But only time will tell what the fallout from the crisis may hold for the risk appetite of funders, who may themselves be looking to re-stabilise after a period of considerable turbulence. That may mean an increased focus on “safer bets” in litigation terms, so that those with more uncertain claims are left struggling to find funding. At the same time, since low interest rates are likely to endure for a long while after the crisis abates, one might expect greater investment inflows into litigation funders (among other alternative asset classes). That may drive some funders to entertain claims of a more speculative nature, geared towards extracting early settlements from target defendants perceived as being at their most vulnerable.
Access to justice
In our recent post, we discussed the impact of COVID-19 on civil litigation, including the transition to remote hearings in the English courts.

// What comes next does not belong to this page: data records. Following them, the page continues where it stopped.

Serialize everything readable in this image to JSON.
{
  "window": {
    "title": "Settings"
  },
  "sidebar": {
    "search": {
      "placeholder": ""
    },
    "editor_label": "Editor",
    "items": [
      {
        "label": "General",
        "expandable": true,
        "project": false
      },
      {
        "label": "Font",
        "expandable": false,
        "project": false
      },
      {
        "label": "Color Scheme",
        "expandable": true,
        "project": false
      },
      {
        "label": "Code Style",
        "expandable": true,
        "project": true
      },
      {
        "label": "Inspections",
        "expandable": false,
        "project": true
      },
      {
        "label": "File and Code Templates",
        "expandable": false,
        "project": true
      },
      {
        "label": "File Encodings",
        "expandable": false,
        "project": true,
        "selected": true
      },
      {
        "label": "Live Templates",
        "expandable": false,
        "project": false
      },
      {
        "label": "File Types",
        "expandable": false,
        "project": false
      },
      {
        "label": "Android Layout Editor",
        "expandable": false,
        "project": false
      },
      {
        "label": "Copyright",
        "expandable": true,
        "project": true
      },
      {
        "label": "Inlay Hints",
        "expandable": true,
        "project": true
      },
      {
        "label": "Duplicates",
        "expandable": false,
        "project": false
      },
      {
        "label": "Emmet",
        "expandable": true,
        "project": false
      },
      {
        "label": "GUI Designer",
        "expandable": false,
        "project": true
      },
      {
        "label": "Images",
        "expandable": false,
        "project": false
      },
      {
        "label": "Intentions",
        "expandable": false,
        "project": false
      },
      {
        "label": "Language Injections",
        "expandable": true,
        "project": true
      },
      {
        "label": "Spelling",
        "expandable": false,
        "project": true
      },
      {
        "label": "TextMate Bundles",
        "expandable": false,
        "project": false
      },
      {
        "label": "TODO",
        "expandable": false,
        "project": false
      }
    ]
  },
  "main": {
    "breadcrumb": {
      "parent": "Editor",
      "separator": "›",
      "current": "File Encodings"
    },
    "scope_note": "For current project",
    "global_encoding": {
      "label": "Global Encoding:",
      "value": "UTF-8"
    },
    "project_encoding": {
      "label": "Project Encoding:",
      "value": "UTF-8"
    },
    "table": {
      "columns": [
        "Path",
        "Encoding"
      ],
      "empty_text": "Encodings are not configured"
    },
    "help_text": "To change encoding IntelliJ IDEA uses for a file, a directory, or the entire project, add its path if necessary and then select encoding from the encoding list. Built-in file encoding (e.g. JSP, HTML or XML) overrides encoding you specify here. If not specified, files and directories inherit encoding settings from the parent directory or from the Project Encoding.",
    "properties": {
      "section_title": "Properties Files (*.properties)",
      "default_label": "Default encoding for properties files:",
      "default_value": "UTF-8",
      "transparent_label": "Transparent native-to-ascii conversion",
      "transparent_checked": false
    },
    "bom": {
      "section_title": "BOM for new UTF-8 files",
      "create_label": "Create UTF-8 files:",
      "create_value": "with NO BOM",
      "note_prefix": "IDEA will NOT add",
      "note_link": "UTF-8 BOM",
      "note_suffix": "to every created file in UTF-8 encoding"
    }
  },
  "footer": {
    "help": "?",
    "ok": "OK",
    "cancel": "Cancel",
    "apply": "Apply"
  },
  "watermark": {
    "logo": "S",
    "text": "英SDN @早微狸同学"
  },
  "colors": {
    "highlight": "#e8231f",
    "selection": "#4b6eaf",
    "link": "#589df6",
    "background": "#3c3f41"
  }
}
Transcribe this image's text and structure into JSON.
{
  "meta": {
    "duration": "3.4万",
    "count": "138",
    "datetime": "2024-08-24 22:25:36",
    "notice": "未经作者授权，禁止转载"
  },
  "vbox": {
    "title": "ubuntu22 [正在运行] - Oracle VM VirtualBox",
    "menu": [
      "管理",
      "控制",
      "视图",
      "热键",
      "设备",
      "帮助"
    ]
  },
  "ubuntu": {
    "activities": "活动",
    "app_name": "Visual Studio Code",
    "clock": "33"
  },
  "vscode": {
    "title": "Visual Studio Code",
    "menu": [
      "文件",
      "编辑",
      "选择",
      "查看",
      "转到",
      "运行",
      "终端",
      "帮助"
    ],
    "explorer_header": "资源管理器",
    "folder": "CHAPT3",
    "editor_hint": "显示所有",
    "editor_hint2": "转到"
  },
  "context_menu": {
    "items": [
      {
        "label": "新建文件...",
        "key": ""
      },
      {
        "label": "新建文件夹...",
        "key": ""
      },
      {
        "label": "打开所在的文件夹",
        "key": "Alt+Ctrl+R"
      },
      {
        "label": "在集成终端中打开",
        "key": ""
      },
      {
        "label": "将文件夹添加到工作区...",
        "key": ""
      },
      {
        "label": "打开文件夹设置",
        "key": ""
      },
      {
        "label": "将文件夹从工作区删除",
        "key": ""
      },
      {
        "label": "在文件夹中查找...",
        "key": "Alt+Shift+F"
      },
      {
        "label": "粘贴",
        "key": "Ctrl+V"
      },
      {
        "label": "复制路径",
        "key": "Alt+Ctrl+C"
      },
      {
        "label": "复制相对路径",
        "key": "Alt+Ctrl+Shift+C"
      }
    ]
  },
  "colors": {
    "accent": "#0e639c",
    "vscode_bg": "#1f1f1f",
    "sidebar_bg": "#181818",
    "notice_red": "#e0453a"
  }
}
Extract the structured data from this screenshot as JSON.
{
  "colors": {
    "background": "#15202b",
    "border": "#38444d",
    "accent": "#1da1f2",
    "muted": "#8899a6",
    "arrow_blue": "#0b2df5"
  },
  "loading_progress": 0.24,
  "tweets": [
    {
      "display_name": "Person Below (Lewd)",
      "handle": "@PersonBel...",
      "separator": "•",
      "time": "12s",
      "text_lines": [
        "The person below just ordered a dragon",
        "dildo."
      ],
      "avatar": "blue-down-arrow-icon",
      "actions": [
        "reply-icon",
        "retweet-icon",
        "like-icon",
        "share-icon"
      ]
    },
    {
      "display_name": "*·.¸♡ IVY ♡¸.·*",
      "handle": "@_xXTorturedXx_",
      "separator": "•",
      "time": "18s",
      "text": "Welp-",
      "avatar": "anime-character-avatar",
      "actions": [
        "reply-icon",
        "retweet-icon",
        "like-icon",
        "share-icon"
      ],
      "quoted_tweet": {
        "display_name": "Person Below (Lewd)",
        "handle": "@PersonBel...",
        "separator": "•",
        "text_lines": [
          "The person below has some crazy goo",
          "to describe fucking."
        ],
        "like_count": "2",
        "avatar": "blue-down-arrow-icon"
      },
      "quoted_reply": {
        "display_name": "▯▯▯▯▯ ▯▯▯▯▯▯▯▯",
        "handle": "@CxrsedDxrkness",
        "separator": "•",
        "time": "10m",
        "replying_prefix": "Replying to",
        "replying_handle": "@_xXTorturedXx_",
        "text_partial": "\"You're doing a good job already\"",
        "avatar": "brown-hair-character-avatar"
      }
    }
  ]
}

Given the current challenges, the High Court is giving priority to urgent matters, and the Court of Appeal is currently hearing urgent matters only.
Class actions have traditionally been seen as a means of promoting access to justice, by treating like-cases consistently and protecting the interests of claimants who might not otherwise have been able to pursue legal action. Equally, the group litigation order rules afford certain protections to defendants, providing a mechanism by which claims giving rise to common issues of fact or law can be ordered to be case managed and tried together when they would otherwise have to be defended separately.
However, with the current prioritisation of urgent work and therefore the prospect of a considerable backlog starting build up, the opportunity for new group litigation orders to be made, and for group claims to be tried, looks likely to diminish in the short term. That is of course likely to be a concern for all areas of litigation, not only class actions.
Contacts in addition to Key Contacts below:
Employment: Tim Leaver, Partner, +44 20 7466 2305
Data privacy: Miriam Everett, Partner, +44 20 7466 2378
Competition: Andre Pretorius, Partner, +44 20 7466 2738
Securities: Simon Clarke, Partner, +44 20 7466 2508
Public law: Andrew Lidbetter, Partner, +44 20 7466 2066
The contents of this publication are for reference purposes only and may not be current as at the date of accessing this publication. They do not constitute legal advice and should not be relied upon as such. Specific legal advice about your specific circumstances should always be sought separately before taking any action based on this publication.
© Herbert Smith Freehills 2020